2014's fast food atrocities
Burger King's black cheeseburger: Made with squid ink and bamboo charcoal, arguably a symbol of meat's destructive effect on the planet. Only available in Japan.
WASHINGTON (AP) — Facing yet another fiscal deadline, President Barack Obama is urging congressional Republicans to accept more tax revenue in order to avert looming, across-the-board budget cuts due to take effect in less than two weeks.
Obama, fresh off a three-day Florida golfing trip, was to press his case during an event at the White House on Tuesday morning. Emergency responders, a group of workers the White House says could be affected if state and local governments lose federal money as a result of the cuts, were joining him.
The $85 billion in cuts, known as the sequester, will start taking effect on March 1 unless Congress acts. The White House says the sequester could derail an economy still suffering from high unemployment and sluggish growth.
Obama wants to offset the sequester through a combination of targeted spending cuts and increased tax revenue. The White House is backing a proposal unveiled last week by Senate Democrats that is in line with the president’s principles.
But that plan was met with an icy reception by Republicans, who oppose raising more tax revenue in order to offset the cuts. GOP leaders say the president got the tax increases he wanted at the beginning of the year when Congress agreed to raise taxes on family income above $450,000 a year.
The White House said Obama on Tuesday would call on congressional Republicans to compromise and accept the Senate Democrats’ proposal.
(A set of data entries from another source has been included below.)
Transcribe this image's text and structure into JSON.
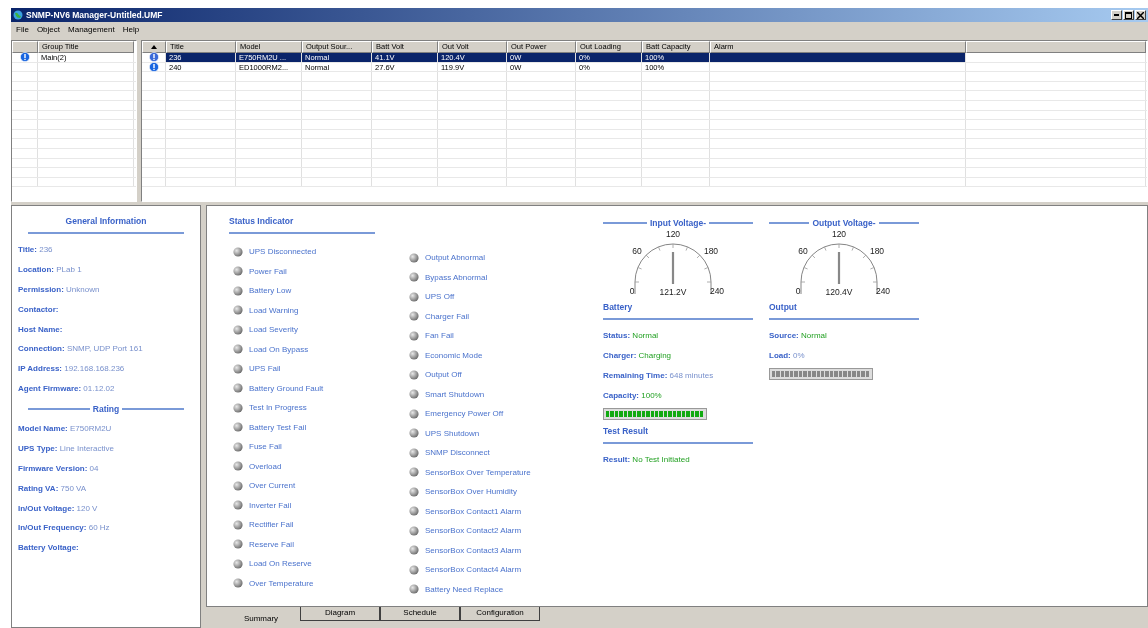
{
  "window": {
    "title": "SNMP-NV6 Manager-Untitled.UMF"
  },
  "menu": [
    "File",
    "Object",
    "Management",
    "Help"
  ],
  "groups": {
    "columns": [
      "Group Title"
    ],
    "rows": [
      {
        "title": "Main(2)",
        "selected": false
      }
    ]
  },
  "devices": {
    "columns": [
      "Title",
      "Model",
      "Output Sour...",
      "Batt Volt",
      "Out Volt",
      "Out Power",
      "Out Loading",
      "Batt Capacity",
      "Alarm"
    ],
    "rows": [
      {
        "selected": true,
        "cells": [
          "236",
          "E750RM2U ...",
          "Normal",
          "41.1V",
          "120.4V",
          "0W",
          "0%",
          "100%"
        ]
      },
      {
        "selected": false,
        "cells": [
          "240",
          "ED1000RM2...",
          "Normal",
          "27.6V",
          "119.9V",
          "0W",
          "0%",
          "100%"
        ]
      }
    ]
  },
  "general_information": {
    "heading": "General Information",
    "fields": [
      {
        "label": "Title:",
        "value": "236"
      },
      {
        "label": "Location:",
        "value": "PLab 1"
      },
      {
        "label": "Permission:",
        "value": "Unknown"
      },
      {
        "label": "Contactor:"
      },
      {
        "label": "Host Name:"
      },
      {
        "label": "Connection:",
        "value": "SNMP, UDP Port 161"
      },
      {
        "label": "IP Address:",
        "value": "192.168.168.236"
      },
      {
        "label": "Agent Firmware:",
        "value": "01.12.02"
      }
    ],
    "rating_heading": "Rating",
    "rating_fields": [
      {
        "label": "Model Name:",
        "value": "E750RM2U"
      },
      {
        "label": "UPS Type:",
        "value": "Line Interactive"
      },
      {
        "label": "Firmware Version:",
        "value": "04"
      },
      {
        "label": "Rating VA:",
        "value": "750 VA"
      },
      {
        "label": "In/Out Voltage:",
        "value": "120 V"
      },
      {
        "label": "In/Out Frequency:",
        "value": "60 Hz"
      },
      {
        "label": "Battery Voltage:"
      }
    ]
  },
  "status_indicator": {
    "heading": "Status Indicator",
    "columns": [
      [
        "UPS Disconnected",
        "Power Fail",
        "Battery Low",
        "Load Warning",
        "Load Severity",
        "Load On Bypass",
        "UPS Fail",
        "Battery Ground Fault",
        "Test In Progress",
        "Battery Test Fail",
        "Fuse Fail",
        "Overload",
        "Over Current",
        "Inverter Fail",
        "Rectifier Fail",
        "Reserve Fail",
        "Load On Reserve",
        "Over Temperature"
      ],
      [
        "Output Abnormal",
        "Bypass Abnormal",
        "UPS Off",
        "Charger Fail",
        "Fan Fail",
        "Economic Mode",
        "Output Off",
        "Smart Shutdown",
        "Emergency Power Off",
        "UPS Shutdown",
        "SNMP Disconnect",
        "SensorBox Over Temperature",
        "SensorBox Over Humidity",
        "SensorBox Contact1 Alarm",
        "SensorBox Contact2 Alarm",
        "SensorBox Contact3 Alarm",
        "SensorBox Contact4 Alarm",
        "Battery Need Replace"
      ]
    ]
  },
  "gauges": [
    {
      "title": "Input Voltage-",
      "ticks": [
        "0",
        "60",
        "120",
        "180",
        "240"
      ],
      "reading": "121.2V"
    },
    {
      "title": "Output Voltage-",
      "ticks": [
        "0",
        "60",
        "120",
        "180",
        "240"
      ],
      "reading": "120.4V"
    }
  ],
  "battery": {
    "heading": "Battery",
    "fields": [
      {
        "label": "Status:",
        "value": "Normal",
        "highlight": true
      },
      {
        "label": "Charger:",
        "value": "Charging",
        "highlight": true
      },
      {
        "label": "Remaining Time:",
        "value": "648 minutes",
        "highlight": false
      },
      {
        "label": "Capacity:",
        "value": "100%",
        "highlight": true
      }
    ],
    "capacity_bar": {
      "level": 1
    }
  },
  "test_result": {
    "heading": "Test Result",
    "fields": [
      {
        "label": "Result:",
        "value": "No Test Initiated",
        "highlight": true
      }
    ]
  },
  "output": {
    "heading": "Output",
    "fields": [
      {
        "label": "Source:",
        "value": "Normal",
        "highlight": true
      },
      {
        "label": "Load:",
        "value": "0%",
        "highlight": false
      }
    ],
    "load_bar": {
      "level": 0
    }
  },
  "tabs": [
    {
      "label": "Summary",
      "selected": true
    },
    {
      "label": "Diagram",
      "selected": false
    },
    {
      "label": "Schedule",
      "selected": false
    },
    {
      "label": "Configuration",
      "selected": false
    }
  ]
}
The Democrats propose to generate revenue by plugging some tax loopholes. Those include tax breaks for the oil and natural gas industry and businesses that have sent jobs overseas, and by taxing millionaires at a rate of at least 30 percent.
Some Republicans, including House Budget Committee Chairman Paul Ryan, R-Wis., have advocated plugging loopholes, but as part of a discussion on a tax overhaul, not sequestration.
“Loopholes are necessary for tax reform,” Ryan said Sunday on ABC’s “This Week.” ”If you take them for spending, you’re blocking tax reform and you’re really not getting the deficit under control.”
The sequester was first set to begin taking effect on Jan. 1. But as part of the “fiscal cliff” negotiations, the White House and lawmakers agreed to push it off for two months in order to create space to work on a larger budget deal.
With little progress on that front in recent weeks, Obama is calling for the sequester to be put off again, though it’s unclear whether another delay would have any impact on the prospects for a broader budget agreement.
Domino's Specialty Chicken: It's like regular pizza, except instead of a crust, there's fried chicken. The company's marketing officer calls it "one of the most creative, innovative menu items we have ever had” -- brain power put to good use.
KFC'S ZINGER DOUBLE DOWN KING: A sandwich made by adding a burger patty to the infamous chicken-instead-of-buns creation can only be described using all caps. NO BUN ALL MEAT. Only available in South Korea.
Taco Bell's Waffle Taco: It took two years for Taco Bell to develop this waffle folded in the shape of a taco, the stand-out star of its new breakfast menu.
Krispy Kreme Triple Cheeseburger: Only attendees at the San Diego County Fair were given the opportunity to taste the official version of this donut-hamburger-heart attack combo. The rest of America has reasonable odds of not dropping dead tomorrow.
Taco Bell's Quesarito: A burrito wrapped in a quesadilla inside an enigma. Quarantined to one store in Oklahoma City.